◆ **Exercise**
Read through the records. Copy each line that has the word "bars".

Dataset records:
^^^^^^^^^^^^^^^^

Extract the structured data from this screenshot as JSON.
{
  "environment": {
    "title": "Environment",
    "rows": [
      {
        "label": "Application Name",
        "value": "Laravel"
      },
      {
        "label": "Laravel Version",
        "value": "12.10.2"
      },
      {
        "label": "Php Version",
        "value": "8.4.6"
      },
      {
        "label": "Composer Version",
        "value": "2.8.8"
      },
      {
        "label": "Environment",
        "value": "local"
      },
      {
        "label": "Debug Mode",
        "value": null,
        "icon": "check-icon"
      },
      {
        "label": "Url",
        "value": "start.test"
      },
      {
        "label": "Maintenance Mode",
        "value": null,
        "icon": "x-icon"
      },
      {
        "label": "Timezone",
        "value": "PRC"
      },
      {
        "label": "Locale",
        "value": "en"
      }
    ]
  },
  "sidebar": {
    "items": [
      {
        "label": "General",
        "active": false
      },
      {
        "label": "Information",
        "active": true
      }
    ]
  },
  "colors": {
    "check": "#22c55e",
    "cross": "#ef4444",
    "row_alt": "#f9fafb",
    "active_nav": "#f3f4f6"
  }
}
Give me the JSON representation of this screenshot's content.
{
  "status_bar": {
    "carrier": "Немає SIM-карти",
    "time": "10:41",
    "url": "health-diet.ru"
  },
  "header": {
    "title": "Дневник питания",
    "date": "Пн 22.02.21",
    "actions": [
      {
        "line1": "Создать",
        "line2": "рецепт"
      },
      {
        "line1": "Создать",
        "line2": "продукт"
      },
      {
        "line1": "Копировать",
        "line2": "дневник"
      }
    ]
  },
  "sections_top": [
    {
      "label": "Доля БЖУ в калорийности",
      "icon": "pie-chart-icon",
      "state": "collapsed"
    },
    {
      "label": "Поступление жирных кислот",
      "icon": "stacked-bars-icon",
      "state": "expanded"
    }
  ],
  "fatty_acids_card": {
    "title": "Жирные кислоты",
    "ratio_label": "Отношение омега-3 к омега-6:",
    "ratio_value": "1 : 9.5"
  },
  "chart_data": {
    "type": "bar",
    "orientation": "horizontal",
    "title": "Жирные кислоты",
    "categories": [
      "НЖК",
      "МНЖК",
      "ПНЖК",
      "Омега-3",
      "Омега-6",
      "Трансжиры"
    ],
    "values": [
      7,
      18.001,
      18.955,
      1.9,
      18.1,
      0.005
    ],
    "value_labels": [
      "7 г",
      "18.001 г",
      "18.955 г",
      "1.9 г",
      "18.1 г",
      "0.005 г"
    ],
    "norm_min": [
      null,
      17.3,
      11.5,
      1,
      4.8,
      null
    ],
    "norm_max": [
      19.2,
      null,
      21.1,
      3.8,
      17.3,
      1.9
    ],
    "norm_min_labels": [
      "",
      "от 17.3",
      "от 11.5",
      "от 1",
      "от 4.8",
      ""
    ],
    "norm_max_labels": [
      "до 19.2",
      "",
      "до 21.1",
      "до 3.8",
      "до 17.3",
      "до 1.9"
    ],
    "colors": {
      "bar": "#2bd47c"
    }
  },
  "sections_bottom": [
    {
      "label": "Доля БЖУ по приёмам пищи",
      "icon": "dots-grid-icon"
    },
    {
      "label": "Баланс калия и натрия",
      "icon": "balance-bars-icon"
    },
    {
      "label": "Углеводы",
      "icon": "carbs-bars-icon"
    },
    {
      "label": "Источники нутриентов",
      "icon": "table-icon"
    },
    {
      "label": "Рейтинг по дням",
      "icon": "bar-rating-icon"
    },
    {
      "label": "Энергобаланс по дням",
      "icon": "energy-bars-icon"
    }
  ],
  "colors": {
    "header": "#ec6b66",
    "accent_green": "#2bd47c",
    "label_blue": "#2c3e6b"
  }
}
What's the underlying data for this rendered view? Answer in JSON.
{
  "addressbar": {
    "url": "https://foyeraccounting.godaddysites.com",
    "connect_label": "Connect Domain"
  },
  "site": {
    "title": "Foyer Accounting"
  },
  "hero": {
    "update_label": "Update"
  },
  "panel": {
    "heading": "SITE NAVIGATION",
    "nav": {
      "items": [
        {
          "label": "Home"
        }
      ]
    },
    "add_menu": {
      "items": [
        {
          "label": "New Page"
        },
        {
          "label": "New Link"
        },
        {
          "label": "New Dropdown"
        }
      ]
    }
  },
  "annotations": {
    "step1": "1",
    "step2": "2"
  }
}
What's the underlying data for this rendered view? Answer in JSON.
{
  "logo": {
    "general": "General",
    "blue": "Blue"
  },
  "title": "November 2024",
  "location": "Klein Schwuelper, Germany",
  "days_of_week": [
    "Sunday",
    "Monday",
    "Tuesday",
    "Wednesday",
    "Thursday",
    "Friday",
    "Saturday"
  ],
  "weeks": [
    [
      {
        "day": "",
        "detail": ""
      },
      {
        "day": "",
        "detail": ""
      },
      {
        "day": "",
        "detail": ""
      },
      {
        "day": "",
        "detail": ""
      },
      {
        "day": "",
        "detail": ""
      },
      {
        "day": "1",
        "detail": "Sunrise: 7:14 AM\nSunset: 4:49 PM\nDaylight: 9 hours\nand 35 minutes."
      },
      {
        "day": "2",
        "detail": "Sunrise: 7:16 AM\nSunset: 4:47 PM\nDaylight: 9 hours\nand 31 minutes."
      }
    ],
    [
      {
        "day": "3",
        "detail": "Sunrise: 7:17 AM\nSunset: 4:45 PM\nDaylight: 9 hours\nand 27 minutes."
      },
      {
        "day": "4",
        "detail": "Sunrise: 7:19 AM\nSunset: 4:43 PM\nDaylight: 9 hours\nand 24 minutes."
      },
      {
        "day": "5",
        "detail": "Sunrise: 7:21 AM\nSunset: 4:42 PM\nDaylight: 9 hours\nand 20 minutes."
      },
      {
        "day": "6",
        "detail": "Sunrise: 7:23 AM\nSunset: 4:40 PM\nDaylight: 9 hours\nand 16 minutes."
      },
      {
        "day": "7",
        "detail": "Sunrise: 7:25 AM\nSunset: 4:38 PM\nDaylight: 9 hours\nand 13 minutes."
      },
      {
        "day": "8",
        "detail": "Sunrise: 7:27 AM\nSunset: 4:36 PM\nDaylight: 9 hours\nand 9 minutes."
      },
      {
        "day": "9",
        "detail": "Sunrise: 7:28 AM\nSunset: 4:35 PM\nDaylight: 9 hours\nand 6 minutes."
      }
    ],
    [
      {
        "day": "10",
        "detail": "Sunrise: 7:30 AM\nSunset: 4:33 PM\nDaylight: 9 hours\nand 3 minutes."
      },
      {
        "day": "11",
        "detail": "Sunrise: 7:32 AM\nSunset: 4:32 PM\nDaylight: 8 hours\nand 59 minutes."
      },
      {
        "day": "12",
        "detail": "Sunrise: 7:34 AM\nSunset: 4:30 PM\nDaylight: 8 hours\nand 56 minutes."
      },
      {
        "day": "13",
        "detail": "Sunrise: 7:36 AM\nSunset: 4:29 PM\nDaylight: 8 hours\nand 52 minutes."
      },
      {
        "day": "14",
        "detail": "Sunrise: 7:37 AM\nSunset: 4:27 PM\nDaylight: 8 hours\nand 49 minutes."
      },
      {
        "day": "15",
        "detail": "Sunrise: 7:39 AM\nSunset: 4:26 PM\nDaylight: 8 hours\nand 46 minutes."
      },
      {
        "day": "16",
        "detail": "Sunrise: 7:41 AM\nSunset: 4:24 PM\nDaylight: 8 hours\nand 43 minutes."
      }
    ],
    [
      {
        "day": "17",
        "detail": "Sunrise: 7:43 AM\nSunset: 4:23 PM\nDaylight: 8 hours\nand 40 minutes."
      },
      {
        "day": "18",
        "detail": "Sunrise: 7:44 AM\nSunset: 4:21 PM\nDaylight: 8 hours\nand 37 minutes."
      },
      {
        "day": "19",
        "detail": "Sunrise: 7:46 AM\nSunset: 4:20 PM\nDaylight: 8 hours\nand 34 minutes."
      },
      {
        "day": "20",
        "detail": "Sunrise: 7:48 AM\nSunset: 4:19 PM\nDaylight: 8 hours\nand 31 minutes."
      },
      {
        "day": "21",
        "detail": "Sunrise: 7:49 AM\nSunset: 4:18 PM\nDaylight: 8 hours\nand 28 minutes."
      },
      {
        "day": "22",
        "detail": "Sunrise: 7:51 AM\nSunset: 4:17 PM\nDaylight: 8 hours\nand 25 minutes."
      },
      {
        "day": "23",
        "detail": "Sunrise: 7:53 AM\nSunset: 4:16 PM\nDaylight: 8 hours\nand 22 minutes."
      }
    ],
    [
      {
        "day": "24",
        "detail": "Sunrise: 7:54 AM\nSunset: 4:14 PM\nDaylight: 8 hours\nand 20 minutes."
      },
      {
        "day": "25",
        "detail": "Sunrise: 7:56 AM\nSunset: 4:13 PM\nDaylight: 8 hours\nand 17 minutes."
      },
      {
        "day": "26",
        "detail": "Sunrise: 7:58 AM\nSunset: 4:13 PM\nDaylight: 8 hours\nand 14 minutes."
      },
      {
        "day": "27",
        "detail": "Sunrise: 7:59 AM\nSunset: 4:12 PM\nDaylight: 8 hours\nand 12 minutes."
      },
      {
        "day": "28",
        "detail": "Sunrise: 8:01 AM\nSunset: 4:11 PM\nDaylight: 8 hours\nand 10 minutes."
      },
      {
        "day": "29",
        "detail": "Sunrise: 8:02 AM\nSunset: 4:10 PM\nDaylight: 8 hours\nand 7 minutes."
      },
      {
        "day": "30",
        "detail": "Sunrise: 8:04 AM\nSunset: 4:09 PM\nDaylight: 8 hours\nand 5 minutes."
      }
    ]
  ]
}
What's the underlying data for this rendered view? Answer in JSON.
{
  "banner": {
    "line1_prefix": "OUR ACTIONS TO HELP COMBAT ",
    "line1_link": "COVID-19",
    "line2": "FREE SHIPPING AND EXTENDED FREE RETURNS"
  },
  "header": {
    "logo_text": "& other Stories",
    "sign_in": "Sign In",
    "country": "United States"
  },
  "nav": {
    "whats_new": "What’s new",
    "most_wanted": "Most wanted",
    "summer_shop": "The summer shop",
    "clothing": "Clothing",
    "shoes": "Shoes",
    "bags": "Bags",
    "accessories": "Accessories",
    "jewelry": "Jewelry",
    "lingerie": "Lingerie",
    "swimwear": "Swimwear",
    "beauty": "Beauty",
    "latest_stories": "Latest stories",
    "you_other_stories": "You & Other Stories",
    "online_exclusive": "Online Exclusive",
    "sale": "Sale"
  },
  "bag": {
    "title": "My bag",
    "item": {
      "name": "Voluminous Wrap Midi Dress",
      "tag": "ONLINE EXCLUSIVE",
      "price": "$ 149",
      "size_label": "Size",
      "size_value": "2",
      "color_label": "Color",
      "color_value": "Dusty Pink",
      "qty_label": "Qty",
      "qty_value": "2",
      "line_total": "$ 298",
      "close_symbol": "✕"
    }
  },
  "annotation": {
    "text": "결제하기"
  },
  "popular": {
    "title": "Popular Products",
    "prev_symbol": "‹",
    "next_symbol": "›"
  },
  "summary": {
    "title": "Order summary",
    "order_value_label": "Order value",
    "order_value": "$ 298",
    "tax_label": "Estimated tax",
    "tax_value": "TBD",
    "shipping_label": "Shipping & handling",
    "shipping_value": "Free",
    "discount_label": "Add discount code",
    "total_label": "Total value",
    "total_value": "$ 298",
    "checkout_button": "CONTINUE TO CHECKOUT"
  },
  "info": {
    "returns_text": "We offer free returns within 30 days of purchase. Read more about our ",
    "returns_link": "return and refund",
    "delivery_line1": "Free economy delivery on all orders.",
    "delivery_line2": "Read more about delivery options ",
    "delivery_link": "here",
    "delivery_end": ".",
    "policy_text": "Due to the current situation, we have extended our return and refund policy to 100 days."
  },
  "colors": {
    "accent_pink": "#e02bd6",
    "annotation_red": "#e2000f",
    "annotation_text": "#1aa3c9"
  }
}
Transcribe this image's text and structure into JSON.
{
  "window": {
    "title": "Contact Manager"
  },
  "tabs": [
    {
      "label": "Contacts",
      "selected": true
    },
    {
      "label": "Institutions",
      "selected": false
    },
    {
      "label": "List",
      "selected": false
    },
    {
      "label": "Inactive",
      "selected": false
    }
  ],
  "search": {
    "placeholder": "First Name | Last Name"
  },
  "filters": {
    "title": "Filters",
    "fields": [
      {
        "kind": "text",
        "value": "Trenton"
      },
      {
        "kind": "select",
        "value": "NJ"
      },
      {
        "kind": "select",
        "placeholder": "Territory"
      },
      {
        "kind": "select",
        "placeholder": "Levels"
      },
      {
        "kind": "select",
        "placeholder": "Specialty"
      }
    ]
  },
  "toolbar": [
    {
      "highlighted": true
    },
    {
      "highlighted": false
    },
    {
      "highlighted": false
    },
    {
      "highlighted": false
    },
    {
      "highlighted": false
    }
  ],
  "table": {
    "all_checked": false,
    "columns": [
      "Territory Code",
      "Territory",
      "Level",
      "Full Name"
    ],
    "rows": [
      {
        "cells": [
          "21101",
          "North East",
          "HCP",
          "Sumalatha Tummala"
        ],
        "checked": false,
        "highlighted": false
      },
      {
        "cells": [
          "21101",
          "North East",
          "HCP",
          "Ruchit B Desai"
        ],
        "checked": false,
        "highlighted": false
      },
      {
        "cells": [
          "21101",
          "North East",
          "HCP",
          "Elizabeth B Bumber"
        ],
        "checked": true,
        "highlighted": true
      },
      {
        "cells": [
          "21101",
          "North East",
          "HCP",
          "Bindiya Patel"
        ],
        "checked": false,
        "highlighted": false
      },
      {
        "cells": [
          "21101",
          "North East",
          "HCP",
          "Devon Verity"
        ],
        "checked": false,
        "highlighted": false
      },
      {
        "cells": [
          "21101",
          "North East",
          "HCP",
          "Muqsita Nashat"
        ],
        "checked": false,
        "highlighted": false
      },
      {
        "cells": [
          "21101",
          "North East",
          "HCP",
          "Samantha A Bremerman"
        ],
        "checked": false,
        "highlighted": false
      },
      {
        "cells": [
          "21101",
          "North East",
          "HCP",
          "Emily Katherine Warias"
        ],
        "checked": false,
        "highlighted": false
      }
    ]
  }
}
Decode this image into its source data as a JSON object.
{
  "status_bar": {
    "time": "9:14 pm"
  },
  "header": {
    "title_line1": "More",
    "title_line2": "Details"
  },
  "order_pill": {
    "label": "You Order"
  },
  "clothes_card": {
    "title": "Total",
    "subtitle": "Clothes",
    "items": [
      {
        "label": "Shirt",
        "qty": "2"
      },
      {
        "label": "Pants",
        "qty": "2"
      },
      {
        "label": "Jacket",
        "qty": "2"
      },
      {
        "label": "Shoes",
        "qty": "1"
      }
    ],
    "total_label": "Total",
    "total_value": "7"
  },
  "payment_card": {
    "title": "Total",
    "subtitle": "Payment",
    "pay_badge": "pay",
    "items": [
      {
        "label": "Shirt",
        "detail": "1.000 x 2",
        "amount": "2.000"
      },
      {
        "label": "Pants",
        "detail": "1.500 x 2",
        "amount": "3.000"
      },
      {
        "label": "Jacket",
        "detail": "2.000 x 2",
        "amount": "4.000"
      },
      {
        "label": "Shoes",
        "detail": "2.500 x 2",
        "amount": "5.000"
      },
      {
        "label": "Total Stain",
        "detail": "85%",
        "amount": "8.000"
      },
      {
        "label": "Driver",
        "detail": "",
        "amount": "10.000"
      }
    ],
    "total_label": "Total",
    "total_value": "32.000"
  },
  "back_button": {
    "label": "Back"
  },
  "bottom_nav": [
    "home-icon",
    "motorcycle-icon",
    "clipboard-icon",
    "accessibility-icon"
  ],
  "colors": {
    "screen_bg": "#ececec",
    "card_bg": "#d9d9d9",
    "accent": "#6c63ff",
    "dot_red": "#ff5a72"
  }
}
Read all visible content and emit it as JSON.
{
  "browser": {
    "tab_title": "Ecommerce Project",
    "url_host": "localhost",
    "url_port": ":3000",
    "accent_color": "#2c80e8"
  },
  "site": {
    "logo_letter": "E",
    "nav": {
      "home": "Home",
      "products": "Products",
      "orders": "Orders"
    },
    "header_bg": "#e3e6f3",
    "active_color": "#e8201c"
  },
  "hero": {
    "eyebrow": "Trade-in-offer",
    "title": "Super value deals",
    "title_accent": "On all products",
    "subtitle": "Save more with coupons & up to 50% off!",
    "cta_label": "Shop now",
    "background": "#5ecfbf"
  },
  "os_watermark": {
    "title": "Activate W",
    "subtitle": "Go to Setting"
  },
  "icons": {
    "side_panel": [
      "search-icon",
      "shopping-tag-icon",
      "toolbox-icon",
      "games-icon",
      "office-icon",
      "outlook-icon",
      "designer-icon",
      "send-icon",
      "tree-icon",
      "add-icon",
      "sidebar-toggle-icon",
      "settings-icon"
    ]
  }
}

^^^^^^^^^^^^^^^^

◆ **Solution**
      "icon": "stacked-bars-icon",
      "icon": "balance-bars-icon"
      "icon": "carbs-bars-icon"
      "icon": "energy-bars-icon"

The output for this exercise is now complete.